has lived in Barcelona since 1978. The sculptor completed his Fine
Arts studies - with a specialization in Sculpture - at the Municipal
School of Avellaneda. He has been the director of the Center of
Gaudinist Studies since 1994.
- When did Luis Gueilburt discover Gaudí?
It's impossible to come to Barcelona and not discover
Gaudí; Gaudí's work pretty much falls right on top of you; his work
has such potency that, although you may not be interested in the
architecture, you become impressed by the details of the work. Then,
I began to invesitgate, to look, to visit a few of the buildings
- first as a tourist - and I began to discover his work.
In little time, before 1980, I was giving classes
at a sculpting school, and there was a Brazilian architecture student
who was doing a doctorate class on Architecture in Barcelona and
was studying in the "Cátedra Gaudí." Then he introduced me to Professor
Bassegoda in a guided visit that he gave through the Barcelona cathedral.
Bassegoda showed himself to be interested in my work, and after
a few days had passed, I went and paid him a visit. After seeing
some of my work, he asked me if I would dare to restore the grill
of the dragon at Finca Güell. I was shocked, as I wasn't expecting
a proposal like that; I excitedly accepted the job and dedicated
myself to making a new toungue for the head of the dragon, fashioning
some new weldings, and restoring another part of the door. This
impressed me greatly.
- What motivated him to renovate the tavern
started by César Martinell with the Center of Gaudinist Studies?
Studying the work of Gaudí, I was entrusted to
do a few other restorations and, above all, reproductions for an
exposition that was put on by La Caixa de Pensiones and spread to
18 different countries in 7 or 8 years. One of the places the exposition
traveled to was Buenos Aires, and being the only Argentinian that

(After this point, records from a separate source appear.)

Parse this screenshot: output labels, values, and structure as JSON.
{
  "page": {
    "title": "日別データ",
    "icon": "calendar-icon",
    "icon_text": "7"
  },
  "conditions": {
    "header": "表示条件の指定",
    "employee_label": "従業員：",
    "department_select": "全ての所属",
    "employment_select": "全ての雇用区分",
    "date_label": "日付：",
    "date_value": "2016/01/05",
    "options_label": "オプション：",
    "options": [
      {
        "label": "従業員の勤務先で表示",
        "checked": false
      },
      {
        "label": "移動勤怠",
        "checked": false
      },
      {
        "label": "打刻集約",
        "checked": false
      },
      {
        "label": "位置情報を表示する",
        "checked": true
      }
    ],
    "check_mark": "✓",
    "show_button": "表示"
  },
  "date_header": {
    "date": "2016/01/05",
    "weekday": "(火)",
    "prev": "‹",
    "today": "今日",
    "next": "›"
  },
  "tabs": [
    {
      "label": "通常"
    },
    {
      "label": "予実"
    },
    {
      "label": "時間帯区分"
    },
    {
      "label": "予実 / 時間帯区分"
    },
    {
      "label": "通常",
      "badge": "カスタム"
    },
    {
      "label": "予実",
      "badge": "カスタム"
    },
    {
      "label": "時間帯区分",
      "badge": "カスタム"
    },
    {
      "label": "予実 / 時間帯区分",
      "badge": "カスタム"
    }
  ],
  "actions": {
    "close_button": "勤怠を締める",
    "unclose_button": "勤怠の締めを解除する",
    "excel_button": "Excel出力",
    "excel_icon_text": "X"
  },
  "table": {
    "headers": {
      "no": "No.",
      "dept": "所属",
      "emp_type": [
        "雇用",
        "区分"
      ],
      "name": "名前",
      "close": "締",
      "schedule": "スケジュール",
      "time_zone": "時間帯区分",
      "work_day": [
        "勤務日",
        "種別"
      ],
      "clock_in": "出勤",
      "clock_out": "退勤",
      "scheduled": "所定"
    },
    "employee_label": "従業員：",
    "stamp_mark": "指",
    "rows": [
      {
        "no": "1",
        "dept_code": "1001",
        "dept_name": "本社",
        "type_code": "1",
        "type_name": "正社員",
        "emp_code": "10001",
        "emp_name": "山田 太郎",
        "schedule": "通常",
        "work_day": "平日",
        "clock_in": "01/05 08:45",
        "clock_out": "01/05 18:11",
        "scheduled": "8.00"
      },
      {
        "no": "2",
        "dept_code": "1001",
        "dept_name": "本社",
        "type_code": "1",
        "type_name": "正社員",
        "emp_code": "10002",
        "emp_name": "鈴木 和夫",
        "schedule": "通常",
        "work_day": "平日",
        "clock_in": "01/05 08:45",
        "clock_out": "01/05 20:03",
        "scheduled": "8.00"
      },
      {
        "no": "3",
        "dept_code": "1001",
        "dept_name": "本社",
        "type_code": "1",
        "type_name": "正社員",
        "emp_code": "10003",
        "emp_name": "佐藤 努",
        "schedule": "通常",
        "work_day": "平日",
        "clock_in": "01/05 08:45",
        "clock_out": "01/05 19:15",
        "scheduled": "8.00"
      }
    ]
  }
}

had worked on the exposition, the Generality invited me to give
a conference on the theme. This obligated me to study Gaudí's work
even more, because I felt like I had to, not being able to understand
much about architectural subjects that were not included in my specialty;
and with the years, I began to internalize more and more the theme
of Gaudí; I worked for nine years as a restorer at the museum in
Park Güell, which was the house where Gaudí lived.
Stemming from a few interventions and restorations
that I didn't see very clearly in distinct buildings in the works
of Gaudí, I did an exposition with pieces Gaudí's work which had
been removed in certain restorations which I had been collecting
and incorporating into my sculptoral work. During the time of this
exposition, which was held at the College for Master Builders and
Technical Architects of Barcelona, I called together a round-table
to give the opportunity to speak to the different architects who
had restored Gaudí's works in order to see what intervention line
they were following, to see if they were all following the same
line of thought, or if there were varying lines of thought. At the
end of the intervention, I spoke up about what I had feared would
be - that each was feeling quite inspired by Gaudí's work as they
restored, but that each was working in his own distinct way.